Your task is to print every entry below exactly as given.

+--

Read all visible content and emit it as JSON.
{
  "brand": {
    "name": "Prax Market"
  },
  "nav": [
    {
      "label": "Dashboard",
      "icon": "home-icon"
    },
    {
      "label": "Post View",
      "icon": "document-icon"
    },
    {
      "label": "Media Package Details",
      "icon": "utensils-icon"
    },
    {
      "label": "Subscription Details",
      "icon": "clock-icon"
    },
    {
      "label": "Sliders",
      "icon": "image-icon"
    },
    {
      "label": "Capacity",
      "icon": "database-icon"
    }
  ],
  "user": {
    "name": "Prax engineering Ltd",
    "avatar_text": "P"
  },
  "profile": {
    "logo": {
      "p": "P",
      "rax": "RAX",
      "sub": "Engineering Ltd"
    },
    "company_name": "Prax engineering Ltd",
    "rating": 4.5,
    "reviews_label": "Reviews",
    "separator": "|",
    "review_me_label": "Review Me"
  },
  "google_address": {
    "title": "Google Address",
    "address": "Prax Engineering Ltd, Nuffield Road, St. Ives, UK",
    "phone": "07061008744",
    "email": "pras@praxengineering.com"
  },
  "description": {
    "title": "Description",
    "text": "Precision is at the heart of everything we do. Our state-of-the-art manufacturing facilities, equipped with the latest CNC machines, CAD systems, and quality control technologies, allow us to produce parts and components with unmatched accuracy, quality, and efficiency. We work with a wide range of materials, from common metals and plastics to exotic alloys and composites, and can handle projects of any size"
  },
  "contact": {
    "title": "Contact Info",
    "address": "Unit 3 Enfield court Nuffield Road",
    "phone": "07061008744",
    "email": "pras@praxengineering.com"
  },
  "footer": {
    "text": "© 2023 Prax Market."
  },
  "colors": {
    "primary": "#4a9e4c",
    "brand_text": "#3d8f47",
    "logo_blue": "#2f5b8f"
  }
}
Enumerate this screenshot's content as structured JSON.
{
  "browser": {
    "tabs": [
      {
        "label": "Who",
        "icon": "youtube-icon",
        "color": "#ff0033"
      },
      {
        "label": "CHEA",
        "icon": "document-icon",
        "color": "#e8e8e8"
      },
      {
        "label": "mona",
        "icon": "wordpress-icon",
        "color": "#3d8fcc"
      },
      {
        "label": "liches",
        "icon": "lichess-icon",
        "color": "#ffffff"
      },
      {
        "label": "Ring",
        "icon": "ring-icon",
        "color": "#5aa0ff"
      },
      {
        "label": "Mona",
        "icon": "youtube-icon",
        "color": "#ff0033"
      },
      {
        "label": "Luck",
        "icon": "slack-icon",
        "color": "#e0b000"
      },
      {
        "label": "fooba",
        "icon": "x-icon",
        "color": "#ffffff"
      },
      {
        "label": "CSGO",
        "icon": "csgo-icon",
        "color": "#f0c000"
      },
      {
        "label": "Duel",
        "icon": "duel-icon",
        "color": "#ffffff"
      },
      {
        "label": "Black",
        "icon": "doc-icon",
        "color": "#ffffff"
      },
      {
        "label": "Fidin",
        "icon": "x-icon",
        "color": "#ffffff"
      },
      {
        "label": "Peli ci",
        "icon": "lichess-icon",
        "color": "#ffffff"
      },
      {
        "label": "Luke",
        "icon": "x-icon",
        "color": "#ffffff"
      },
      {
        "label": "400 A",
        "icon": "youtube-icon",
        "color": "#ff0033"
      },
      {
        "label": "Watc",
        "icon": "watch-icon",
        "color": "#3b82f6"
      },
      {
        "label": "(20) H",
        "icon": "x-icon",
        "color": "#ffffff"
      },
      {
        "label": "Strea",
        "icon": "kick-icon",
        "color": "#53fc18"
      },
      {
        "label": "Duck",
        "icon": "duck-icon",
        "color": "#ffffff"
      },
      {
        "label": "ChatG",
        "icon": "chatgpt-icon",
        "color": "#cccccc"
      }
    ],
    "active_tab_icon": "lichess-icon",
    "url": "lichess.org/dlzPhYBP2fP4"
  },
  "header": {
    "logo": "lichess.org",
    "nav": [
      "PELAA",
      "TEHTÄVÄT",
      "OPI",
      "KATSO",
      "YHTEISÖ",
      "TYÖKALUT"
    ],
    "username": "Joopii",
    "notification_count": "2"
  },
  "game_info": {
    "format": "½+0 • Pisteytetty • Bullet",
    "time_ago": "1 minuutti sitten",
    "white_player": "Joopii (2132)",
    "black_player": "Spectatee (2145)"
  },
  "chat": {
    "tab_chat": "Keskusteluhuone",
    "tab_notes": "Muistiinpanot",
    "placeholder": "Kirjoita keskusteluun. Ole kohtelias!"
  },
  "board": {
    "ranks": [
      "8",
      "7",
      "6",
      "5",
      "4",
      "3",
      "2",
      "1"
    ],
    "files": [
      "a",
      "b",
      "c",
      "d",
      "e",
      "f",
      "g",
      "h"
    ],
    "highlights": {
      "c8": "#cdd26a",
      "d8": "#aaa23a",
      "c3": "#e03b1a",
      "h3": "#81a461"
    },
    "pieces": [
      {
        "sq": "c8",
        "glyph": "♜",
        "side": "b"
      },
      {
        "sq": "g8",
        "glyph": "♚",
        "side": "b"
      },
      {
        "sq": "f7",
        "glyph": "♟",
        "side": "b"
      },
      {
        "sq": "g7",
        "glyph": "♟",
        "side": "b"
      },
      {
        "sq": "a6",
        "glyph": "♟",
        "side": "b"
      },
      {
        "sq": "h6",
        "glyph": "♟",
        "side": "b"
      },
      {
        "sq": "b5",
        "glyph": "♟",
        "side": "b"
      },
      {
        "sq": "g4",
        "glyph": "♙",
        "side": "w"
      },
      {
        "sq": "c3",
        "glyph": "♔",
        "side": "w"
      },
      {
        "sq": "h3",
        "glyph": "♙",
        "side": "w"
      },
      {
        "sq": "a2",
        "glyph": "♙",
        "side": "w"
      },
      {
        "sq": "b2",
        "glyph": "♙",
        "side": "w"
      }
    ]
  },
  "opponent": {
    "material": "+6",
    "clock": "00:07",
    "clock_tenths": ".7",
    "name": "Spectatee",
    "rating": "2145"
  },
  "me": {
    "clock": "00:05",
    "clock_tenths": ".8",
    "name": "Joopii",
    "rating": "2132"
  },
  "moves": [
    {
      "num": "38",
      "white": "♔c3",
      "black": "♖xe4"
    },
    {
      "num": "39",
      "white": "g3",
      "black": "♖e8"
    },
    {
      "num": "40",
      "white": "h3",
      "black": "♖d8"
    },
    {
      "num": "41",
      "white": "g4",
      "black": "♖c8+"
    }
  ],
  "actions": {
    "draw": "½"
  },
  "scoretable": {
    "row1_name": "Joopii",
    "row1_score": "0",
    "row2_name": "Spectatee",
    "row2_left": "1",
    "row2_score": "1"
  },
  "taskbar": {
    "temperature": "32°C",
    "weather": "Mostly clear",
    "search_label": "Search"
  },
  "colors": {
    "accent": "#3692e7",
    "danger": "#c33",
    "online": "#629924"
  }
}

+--

> [TASK SOLUTION]
Read all visible content and emit it as JSON.
{
  "brand": {
    "name": "Prax Market"
  },
  "nav": [
    {
      "label": "Dashboard",
      "icon": "home-icon"
    },
    {
      "label": "Post View",
      "icon": "document-icon"
    },
    {
      "label": "Media Package Details",
      "icon": "utensils-icon"
    },
    {
      "label": "Subscription Details",
      "icon": "clock-icon"
    },
    {
      "label": "Sliders",
      "icon": "image-icon"
    },
    {
      "label": "Capacity",
      "icon": "database-icon"
    }
  ],
  "user": {
    "name": "Prax engineering Ltd",
    "avatar_text": "P"
  },
  "profile": {
    "logo": {
      "p": "P",
      "rax": "RAX",
      "sub": "Engineering Ltd"
    },
    "company_name": "Prax engineering Ltd",
    "rating": 4.5,
    "reviews_label": "Reviews",
    "separator": "|",
    "review_me_label": "Review Me"
  },
  "google_address": {
    "title": "Google Address",
    "address": "Prax Engineering Ltd, Nuffield Road, St. Ives, UK",
    "phone": "07061008744",
    "email": "pras@praxengineering.com"
  },
  "description": {
    "title": "Description",
    "text": "Precision is at the heart of everything we do. Our state-of-the-art manufacturing facilities, equipped with the latest CNC machines, CAD systems, and quality control technologies, allow us to produce parts and components with unmatched accuracy, quality, and efficiency. We work with a wide range of materials, from common metals and plastics to exotic alloys and composites, and can handle projects of any size"
  },
  "contact": {
    "title": "Contact Info",
    "address": "Unit 3 Enfield court Nuffield Road",
    "phone": "07061008744",
    "email": "pras@praxengineering.com"
  },
  "footer": {
    "text": "© 2023 Prax Market."
  },
  "colors": {
    "primary": "#4a9e4c",
    "brand_text": "#3d8f47",
    "logo_blue": "#2f5b8f"
  }
}
Enumerate this screenshot's content as structured JSON.
{
  "browser": {
    "tabs": [
      {
        "label": "Who",
        "icon": "youtube-icon",
        "color": "#ff0033"
      },
      {
        "label": "CHEA",
        "icon": "document-icon",
        "color": "#e8e8e8"
      },
      {
        "label": "mona",
        "icon": "wordpress-icon",
        "color": "#3d8fcc"
      },
      {
        "label": "liches",
        "icon": "lichess-icon",
        "color": "#ffffff"
      },
      {
        "label": "Ring",
        "icon": "ring-icon",
        "color": "#5aa0ff"
      },
      {
        "label": "Mona",
        "icon": "youtube-icon",
        "color": "#ff0033"
      },
      {
        "label": "Luck",
        "icon": "slack-icon",
        "color": "#e0b000"
      },
      {
        "label": "fooba",
        "icon": "x-icon",
        "color": "#ffffff"
      },
      {
        "label": "CSGO",
        "icon": "csgo-icon",
        "color": "#f0c000"
      },
      {
        "label": "Duel",
        "icon": "duel-icon",
        "color": "#ffffff"
      },
      {
        "label": "Black",
        "icon": "doc-icon",
        "color": "#ffffff"
      },
      {
        "label": "Fidin",
        "icon": "x-icon",
        "color": "#ffffff"
      },
      {
        "label": "Peli ci",
        "icon": "lichess-icon",
        "color": "#ffffff"
      },
      {
        "label": "Luke",
        "icon": "x-icon",
        "color": "#ffffff"
      },
      {
        "label": "400 A",
        "icon": "youtube-icon",
        "color": "#ff0033"
      },
      {
        "label": "Watc",
        "icon": "watch-icon",
        "color": "#3b82f6"
      },
      {
        "label": "(20) H",
        "icon": "x-icon",
        "color": "#ffffff"
      },
      {
        "label": "Strea",
        "icon": "kick-icon",
        "color": "#53fc18"
      },
      {
        "label": "Duck",
        "icon": "duck-icon",
        "color": "#ffffff"
      },
      {
        "label": "ChatG",
        "icon": "chatgpt-icon",
        "color": "#cccccc"
      }
    ],
    "active_tab_icon": "lichess-icon",
    "url": "lichess.org/dlzPhYBP2fP4"
  },
  "header": {
    "logo": "lichess.org",
    "nav": [
      "PELAA",
      "TEHTÄVÄT",
      "OPI",
      "KATSO",
      "YHTEISÖ",
      "TYÖKALUT"
    ],
    "username": "Joopii",
    "notification_count": "2"
  },
  "game_info": {
    "format": "½+0 • Pisteytetty • Bullet",
    "time_ago": "1 minuutti sitten",
    "white_player": "Joopii (2132)",
    "black_player": "Spectatee (2145)"
  },
  "chat": {
    "tab_chat": "Keskusteluhuone",
    "tab_notes": "Muistiinpanot",
    "placeholder": "Kirjoita keskusteluun. Ole kohtelias!"
  },
  "board": {
    "ranks": [
      "8",
      "7",
      "6",
      "5",
      "4",
      "3",
      "2",
      "1"
    ],
    "files": [
      "a",
      "b",
      "c",
      "d",
      "e",
      "f",
      "g",
      "h"
    ],
    "highlights": {
      "c8": "#cdd26a",
      "d8": "#aaa23a",
      "c3": "#e03b1a",
      "h3": "#81a461"
    },
    "pieces": [
      {
        "sq": "c8",
        "glyph": "♜",
        "side": "b"
      },
      {
        "sq": "g8",
        "glyph": "♚",
        "side": "b"
      },
      {
        "sq": "f7",
        "glyph": "♟",
        "side": "b"
      },
      {
        "sq": "g7",
        "glyph": "♟",
        "side": "b"
      },
      {
        "sq": "a6",
        "glyph": "♟",
        "side": "b"
      },
      {
        "sq": "h6",
        "glyph": "♟",
        "side": "b"
      },
      {
        "sq": "b5",
        "glyph": "♟",
        "side": "b"
      },
      {
        "sq": "g4",
        "glyph": "♙",
        "side": "w"
      },
      {
        "sq": "c3",
        "glyph": "♔",
        "side": "w"
      },
      {
        "sq": "h3",
        "glyph": "♙",
        "side": "w"
      },
      {
        "sq": "a2",
        "glyph": "♙",
        "side": "w"
      },
      {
        "sq": "b2",
        "glyph": "♙",
        "side": "w"
      }
    ]
  },
  "opponent": {
    "material": "+6",
    "clock": "00:07",
    "clock_tenths": ".7",
    "name": "Spectatee",
    "rating": "2145"
  },
  "me": {
    "clock": "00:05",
    "clock_tenths": ".8",
    "name": "Joopii",
    "rating": "2132"
  },
  "moves": [
    {
      "num": "38",
      "white": "♔c3",
      "black": "♖xe4"
    },
    {
      "num": "39",
      "white": "g3",
      "black": "♖e8"
    },
    {
      "num": "40",
      "white": "h3",
      "black": "♖d8"
    },
    {
      "num": "41",
      "white": "g4",
      "black": "♖c8+"
    }
  ],
  "actions": {
    "draw": "½"
  },
  "scoretable": {
    "row1_name": "Joopii",
    "row1_score": "0",
    "row2_name": "Spectatee",
    "row2_left": "1",
    "row2_score": "1"
  },
  "taskbar": {
    "temperature": "32°C",
    "weather": "Mostly clear",
    "search_label": "Search"
  },
  "colors": {
    "accent": "#3692e7",
    "danger": "#c33",
    "online": "#629924"
  }
}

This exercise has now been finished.